Task requirements
Wherever the string "value" shows up in the records below, return that line.

##########

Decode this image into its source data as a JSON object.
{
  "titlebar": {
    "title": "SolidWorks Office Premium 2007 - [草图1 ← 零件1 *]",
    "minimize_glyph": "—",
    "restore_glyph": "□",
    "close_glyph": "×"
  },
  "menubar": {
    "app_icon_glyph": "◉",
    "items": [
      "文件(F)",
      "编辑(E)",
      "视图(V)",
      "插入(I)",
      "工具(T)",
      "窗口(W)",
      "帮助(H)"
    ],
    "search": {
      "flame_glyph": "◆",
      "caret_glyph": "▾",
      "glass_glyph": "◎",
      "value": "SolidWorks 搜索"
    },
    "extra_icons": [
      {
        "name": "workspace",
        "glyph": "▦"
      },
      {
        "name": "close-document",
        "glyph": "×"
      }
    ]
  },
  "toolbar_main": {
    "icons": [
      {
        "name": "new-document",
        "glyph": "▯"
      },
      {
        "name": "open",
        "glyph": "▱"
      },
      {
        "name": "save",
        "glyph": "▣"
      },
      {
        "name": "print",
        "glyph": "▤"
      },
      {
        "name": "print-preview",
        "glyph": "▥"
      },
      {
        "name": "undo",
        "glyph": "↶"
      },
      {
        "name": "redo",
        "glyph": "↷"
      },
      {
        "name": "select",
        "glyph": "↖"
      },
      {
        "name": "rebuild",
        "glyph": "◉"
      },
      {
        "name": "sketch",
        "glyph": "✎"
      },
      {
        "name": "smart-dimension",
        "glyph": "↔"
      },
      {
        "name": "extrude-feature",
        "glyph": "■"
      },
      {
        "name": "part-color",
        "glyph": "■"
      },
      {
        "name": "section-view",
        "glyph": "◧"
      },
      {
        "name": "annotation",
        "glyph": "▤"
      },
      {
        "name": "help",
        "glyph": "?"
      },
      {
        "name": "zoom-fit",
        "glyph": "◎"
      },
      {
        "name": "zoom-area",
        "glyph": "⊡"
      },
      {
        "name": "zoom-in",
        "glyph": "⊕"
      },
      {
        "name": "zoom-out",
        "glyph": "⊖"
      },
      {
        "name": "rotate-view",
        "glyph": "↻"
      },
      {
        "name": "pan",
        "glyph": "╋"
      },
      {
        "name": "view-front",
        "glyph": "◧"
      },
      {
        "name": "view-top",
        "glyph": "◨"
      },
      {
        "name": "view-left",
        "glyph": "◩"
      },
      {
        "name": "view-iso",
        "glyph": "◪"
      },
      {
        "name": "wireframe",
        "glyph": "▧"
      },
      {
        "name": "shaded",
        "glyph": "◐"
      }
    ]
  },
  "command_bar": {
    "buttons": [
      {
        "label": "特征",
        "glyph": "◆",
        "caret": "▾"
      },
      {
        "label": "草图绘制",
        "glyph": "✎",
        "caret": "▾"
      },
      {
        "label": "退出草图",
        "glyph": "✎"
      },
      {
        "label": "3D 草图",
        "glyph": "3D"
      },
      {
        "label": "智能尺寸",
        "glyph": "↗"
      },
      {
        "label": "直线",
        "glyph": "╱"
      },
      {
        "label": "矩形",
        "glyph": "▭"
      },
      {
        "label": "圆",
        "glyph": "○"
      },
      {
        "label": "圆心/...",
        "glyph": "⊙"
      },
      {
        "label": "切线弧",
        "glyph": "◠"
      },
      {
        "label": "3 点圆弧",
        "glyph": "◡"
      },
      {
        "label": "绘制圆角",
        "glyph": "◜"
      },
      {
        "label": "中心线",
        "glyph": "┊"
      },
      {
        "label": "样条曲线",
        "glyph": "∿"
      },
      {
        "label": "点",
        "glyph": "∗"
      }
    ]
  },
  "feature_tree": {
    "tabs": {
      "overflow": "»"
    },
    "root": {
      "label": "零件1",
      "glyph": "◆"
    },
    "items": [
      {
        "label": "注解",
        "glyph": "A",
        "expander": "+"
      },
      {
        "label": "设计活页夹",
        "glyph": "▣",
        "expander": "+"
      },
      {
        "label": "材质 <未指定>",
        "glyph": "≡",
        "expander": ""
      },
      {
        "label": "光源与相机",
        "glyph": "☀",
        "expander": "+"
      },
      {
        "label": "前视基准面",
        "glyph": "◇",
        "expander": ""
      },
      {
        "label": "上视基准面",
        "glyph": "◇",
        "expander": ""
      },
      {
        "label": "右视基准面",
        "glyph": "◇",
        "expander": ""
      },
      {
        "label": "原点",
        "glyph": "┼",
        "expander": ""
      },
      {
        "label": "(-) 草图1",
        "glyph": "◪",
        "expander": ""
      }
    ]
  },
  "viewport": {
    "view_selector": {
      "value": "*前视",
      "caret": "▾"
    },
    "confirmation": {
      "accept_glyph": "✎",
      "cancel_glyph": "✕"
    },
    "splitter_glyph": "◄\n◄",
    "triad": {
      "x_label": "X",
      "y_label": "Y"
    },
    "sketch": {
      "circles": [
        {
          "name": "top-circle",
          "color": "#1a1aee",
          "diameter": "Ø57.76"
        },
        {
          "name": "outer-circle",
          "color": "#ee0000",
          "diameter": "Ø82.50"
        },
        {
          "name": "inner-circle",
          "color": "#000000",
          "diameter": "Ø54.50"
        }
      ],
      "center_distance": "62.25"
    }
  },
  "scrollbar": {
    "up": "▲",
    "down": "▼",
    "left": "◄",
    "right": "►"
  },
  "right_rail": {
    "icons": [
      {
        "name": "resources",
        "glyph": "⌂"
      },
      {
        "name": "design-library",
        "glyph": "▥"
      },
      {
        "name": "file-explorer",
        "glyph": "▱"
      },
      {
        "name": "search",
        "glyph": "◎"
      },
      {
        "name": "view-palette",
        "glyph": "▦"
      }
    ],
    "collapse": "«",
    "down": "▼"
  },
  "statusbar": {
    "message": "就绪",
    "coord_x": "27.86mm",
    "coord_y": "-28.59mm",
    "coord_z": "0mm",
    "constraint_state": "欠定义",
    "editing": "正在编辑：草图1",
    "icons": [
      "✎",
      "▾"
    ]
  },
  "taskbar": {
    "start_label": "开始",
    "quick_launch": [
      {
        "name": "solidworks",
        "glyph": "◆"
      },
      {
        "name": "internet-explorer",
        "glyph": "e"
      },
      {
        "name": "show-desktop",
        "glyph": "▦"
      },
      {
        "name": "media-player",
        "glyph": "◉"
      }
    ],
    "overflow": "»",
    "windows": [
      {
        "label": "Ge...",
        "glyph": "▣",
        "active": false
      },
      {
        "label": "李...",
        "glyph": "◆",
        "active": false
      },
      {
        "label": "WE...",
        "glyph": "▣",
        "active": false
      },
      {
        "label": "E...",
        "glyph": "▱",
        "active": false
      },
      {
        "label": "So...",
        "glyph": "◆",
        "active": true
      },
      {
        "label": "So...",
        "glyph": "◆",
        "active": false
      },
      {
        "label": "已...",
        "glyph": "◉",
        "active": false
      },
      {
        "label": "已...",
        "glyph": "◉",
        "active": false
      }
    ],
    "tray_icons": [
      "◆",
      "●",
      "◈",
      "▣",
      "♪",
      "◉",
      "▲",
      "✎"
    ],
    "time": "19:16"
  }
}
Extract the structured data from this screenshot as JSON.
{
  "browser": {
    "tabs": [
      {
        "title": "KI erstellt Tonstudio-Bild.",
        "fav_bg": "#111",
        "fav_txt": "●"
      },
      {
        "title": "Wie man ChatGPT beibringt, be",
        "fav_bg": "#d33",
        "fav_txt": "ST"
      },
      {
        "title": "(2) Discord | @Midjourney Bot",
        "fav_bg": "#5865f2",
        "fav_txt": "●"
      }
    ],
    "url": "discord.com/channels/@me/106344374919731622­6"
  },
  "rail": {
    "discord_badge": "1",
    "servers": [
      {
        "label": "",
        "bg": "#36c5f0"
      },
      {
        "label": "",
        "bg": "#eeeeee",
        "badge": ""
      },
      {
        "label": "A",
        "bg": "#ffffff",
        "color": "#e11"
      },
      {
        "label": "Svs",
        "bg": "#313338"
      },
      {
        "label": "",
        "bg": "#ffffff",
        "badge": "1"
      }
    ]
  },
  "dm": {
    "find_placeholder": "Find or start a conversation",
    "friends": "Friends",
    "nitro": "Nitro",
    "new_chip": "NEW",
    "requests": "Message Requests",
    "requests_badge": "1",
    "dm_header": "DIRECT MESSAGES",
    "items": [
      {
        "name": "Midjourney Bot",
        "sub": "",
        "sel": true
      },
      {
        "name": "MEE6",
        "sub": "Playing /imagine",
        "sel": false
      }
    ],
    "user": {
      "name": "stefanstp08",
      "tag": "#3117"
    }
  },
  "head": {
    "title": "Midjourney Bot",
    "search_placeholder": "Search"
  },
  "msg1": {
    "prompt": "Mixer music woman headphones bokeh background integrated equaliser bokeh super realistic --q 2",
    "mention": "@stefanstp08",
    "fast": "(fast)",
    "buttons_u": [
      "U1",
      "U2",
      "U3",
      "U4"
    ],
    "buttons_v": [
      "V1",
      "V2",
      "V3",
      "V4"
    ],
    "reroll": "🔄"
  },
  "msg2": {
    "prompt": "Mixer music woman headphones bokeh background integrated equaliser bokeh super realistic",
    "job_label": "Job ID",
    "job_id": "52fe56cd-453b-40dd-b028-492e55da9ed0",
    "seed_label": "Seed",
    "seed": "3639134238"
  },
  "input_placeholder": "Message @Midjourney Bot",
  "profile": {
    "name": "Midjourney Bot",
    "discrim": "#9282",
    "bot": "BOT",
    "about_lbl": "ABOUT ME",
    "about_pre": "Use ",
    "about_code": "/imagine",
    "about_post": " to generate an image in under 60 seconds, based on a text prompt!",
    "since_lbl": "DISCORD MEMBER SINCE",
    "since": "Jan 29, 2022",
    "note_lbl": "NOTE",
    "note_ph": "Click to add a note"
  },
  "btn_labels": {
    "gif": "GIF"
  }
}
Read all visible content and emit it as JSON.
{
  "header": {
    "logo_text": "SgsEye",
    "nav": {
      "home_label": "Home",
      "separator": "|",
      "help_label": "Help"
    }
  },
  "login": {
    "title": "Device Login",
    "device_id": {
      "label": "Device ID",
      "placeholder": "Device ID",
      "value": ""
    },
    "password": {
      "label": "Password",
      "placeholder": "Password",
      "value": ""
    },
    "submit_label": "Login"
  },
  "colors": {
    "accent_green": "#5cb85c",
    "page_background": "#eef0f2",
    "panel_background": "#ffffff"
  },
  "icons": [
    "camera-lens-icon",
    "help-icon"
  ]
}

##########

Result of this exercise
      "value": "SolidWorks 搜索"
      "value": "*前视",
      "value": ""
      "value": ""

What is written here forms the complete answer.